Activity
Some lines below hold "Comedy". Pick them out and copy them.

Data provided
──────────────────────────────

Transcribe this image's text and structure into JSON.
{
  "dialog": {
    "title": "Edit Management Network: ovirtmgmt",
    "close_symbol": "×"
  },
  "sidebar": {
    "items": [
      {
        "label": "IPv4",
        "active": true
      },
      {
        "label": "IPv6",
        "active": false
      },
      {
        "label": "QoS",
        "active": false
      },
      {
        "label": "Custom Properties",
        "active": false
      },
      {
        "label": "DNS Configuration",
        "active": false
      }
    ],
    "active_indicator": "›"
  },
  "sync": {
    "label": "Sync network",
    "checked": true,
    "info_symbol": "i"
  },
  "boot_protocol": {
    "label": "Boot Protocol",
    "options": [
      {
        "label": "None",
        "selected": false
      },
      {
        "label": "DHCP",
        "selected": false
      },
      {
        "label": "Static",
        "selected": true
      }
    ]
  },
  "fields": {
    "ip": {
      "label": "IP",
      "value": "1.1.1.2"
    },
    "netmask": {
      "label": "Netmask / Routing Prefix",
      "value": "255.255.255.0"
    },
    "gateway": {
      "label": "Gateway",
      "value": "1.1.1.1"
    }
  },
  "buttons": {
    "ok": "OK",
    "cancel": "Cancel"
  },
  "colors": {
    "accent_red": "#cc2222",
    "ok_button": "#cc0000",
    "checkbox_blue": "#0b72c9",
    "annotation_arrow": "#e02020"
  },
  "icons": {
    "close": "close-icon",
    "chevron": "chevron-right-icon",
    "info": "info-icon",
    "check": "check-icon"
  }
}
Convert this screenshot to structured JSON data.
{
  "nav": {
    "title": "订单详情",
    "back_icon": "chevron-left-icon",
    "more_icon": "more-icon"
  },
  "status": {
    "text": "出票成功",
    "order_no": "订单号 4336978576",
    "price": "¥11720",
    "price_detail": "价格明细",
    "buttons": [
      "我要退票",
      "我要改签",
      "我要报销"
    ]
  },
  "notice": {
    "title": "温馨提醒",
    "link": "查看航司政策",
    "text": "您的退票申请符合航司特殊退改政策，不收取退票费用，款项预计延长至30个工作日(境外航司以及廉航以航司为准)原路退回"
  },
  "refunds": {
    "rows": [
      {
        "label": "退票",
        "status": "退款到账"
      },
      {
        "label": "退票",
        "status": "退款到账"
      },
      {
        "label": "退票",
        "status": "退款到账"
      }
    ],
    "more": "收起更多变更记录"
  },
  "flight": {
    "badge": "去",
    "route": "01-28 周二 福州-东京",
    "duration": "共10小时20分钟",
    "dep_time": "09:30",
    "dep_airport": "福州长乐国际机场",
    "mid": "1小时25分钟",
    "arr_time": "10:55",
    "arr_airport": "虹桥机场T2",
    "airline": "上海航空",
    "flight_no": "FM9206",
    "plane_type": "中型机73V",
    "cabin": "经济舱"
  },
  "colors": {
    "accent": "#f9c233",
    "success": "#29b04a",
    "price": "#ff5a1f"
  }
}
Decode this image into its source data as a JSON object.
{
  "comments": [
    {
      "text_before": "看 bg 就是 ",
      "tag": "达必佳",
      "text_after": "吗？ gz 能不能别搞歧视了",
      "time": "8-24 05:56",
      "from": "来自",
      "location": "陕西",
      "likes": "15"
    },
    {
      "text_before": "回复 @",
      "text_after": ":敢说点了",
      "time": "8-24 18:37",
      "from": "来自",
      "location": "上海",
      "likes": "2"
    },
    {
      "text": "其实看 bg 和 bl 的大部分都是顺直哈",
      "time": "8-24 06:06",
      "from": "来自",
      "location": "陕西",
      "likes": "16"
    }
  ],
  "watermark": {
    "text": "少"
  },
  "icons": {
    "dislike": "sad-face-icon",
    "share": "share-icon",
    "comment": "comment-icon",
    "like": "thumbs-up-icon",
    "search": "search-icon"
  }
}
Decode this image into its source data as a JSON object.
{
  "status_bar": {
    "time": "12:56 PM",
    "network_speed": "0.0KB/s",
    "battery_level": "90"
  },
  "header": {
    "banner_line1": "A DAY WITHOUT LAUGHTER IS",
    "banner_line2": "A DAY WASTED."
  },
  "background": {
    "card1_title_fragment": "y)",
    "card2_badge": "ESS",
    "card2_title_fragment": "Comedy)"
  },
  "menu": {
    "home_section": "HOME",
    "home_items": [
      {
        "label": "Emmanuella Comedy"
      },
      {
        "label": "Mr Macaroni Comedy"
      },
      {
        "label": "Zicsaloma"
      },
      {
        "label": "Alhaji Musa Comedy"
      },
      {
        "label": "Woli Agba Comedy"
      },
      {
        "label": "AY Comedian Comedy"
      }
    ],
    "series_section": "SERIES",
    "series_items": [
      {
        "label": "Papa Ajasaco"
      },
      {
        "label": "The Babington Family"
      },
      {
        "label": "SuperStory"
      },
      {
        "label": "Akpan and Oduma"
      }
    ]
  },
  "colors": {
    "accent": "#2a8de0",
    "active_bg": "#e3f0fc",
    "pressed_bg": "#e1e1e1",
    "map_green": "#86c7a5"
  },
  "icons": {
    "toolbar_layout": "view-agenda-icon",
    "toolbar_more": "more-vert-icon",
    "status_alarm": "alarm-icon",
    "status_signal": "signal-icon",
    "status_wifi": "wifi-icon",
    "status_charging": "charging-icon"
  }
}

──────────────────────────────

Written answer
    "card2_title_fragment": "Comedy)"
        "label": "Emmanuella Comedy"
        "label": "Mr Macaroni Comedy"
        "label": "Alhaji Musa Comedy"
        "label": "Woli Agba Comedy"
        "label": "AY Comedian Comedy"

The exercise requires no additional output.